[EXERCISE DETAILS]:
Check the entries below and say how many lines include the word "structured". No other text is wanted.

-- DATA RECORDS follows --

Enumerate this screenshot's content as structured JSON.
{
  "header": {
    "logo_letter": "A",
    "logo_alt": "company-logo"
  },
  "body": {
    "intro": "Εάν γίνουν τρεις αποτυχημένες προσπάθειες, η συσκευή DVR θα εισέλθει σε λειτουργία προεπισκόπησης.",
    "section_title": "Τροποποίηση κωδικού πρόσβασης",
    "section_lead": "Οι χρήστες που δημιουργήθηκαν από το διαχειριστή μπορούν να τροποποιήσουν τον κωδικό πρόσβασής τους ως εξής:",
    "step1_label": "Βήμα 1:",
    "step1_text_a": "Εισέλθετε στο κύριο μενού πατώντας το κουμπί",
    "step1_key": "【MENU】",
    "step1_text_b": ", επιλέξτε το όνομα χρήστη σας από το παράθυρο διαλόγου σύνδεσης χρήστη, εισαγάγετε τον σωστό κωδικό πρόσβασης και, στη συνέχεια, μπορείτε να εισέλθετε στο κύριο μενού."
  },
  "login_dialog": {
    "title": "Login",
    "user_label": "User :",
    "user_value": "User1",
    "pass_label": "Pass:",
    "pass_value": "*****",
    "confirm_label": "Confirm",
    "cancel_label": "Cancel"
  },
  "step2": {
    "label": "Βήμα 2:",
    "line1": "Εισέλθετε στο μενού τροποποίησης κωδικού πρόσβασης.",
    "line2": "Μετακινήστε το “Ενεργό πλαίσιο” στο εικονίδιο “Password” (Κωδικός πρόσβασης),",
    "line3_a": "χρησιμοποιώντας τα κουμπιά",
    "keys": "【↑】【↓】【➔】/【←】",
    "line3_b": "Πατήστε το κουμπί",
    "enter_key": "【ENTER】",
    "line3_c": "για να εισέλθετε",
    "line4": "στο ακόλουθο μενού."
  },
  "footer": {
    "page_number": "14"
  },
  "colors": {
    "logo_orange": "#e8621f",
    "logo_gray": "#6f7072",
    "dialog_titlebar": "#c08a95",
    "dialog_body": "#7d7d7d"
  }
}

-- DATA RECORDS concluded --
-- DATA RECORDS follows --

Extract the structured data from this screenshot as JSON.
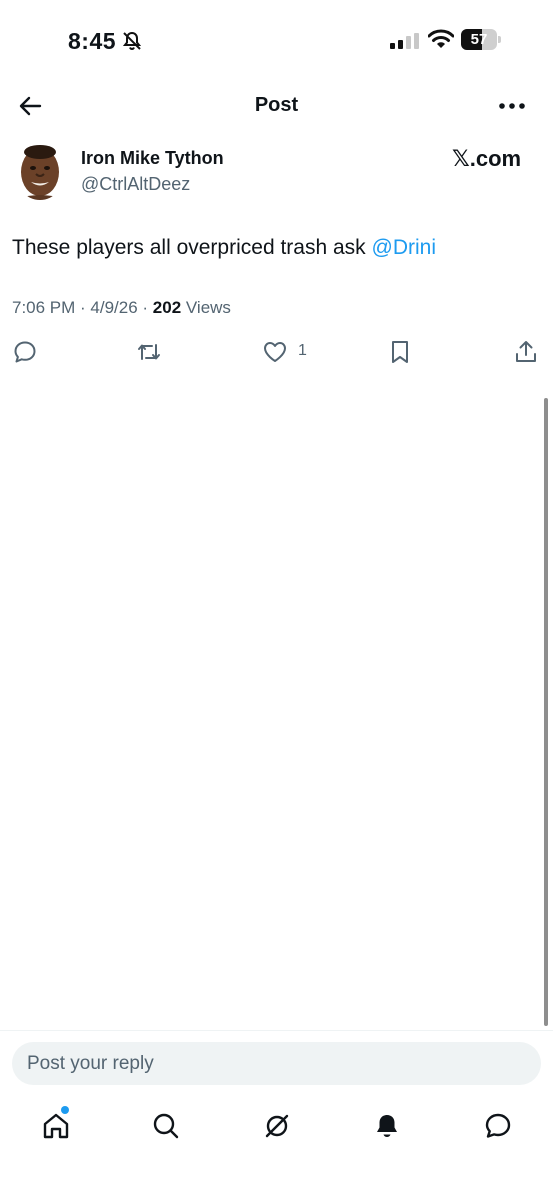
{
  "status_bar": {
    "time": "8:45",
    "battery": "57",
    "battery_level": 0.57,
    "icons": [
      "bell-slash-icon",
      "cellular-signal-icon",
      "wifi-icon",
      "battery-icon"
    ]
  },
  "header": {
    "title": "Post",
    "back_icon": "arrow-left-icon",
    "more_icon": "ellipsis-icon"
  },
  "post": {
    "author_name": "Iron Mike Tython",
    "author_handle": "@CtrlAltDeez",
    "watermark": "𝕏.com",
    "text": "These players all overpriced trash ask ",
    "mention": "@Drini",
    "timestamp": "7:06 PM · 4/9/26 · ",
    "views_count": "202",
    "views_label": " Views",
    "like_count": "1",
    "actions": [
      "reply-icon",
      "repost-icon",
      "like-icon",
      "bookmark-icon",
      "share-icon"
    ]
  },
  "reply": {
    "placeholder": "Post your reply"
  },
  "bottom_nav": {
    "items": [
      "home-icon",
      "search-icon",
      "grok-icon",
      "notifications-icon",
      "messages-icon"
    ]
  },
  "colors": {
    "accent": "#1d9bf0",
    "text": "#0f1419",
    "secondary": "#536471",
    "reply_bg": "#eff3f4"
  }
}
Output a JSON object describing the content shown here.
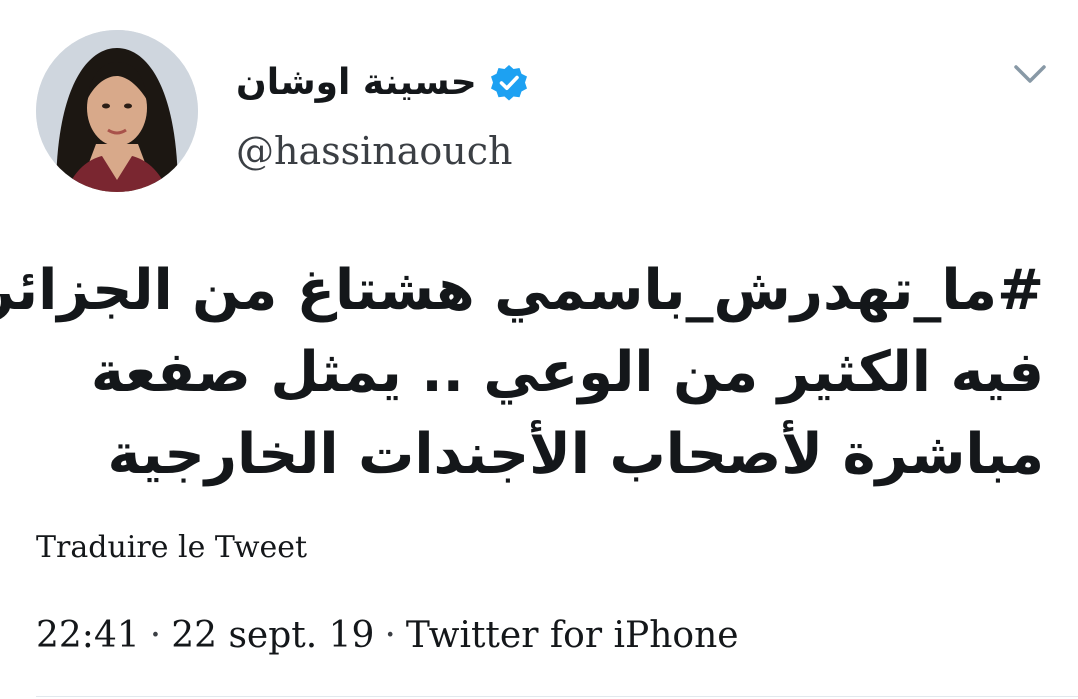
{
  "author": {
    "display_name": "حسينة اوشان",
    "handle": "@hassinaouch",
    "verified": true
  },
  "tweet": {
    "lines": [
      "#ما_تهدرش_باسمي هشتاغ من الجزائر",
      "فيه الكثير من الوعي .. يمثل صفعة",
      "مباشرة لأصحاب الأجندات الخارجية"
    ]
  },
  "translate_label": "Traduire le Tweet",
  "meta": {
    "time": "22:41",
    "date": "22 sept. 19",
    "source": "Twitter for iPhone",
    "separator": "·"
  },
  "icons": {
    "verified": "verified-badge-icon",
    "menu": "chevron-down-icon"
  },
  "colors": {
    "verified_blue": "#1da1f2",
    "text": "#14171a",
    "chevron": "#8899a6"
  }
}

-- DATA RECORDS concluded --

[TASK RESULT]:
2